**Description of the task**: Throughout the listing below, copy each line containing "Favorites".

**Given data**:
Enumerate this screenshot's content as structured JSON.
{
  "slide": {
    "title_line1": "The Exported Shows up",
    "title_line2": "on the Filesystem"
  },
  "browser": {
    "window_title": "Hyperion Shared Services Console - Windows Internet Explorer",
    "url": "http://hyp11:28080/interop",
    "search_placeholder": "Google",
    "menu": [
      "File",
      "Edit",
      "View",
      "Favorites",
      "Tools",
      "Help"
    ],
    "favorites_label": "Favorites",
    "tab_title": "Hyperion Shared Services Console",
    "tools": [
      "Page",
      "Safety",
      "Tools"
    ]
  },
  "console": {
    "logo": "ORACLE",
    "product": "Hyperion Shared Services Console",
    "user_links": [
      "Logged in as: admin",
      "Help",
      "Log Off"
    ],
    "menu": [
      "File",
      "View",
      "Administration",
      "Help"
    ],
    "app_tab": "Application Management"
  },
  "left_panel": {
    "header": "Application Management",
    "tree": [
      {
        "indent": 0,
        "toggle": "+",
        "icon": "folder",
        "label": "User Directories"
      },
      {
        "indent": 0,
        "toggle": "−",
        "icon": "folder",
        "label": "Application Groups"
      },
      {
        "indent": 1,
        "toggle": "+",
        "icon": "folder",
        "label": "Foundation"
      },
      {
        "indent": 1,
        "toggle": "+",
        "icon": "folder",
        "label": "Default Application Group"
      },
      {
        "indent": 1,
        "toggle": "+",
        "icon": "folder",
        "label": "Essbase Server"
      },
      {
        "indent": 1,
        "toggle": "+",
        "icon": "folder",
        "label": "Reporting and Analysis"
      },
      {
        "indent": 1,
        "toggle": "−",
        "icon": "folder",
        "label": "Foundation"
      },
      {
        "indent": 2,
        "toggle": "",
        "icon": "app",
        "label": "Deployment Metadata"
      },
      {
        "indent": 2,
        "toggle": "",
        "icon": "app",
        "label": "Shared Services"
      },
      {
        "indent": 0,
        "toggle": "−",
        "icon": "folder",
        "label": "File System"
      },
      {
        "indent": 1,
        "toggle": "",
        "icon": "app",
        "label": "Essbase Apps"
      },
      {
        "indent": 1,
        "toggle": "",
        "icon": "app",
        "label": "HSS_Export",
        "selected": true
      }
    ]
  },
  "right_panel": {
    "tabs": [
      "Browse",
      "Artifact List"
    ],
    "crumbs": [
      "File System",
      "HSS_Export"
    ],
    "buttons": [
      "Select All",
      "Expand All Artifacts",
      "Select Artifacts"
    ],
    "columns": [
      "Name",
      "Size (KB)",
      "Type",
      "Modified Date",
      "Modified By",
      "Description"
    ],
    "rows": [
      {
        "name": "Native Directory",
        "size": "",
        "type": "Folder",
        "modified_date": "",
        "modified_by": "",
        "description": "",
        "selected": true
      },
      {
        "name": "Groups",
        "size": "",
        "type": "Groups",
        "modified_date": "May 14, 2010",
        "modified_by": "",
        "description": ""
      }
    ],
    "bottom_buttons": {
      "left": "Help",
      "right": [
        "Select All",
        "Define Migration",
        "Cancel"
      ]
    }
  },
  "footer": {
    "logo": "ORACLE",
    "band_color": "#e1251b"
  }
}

**The completed task**:
      "Favorites",
    "favorites_label": "Favorites",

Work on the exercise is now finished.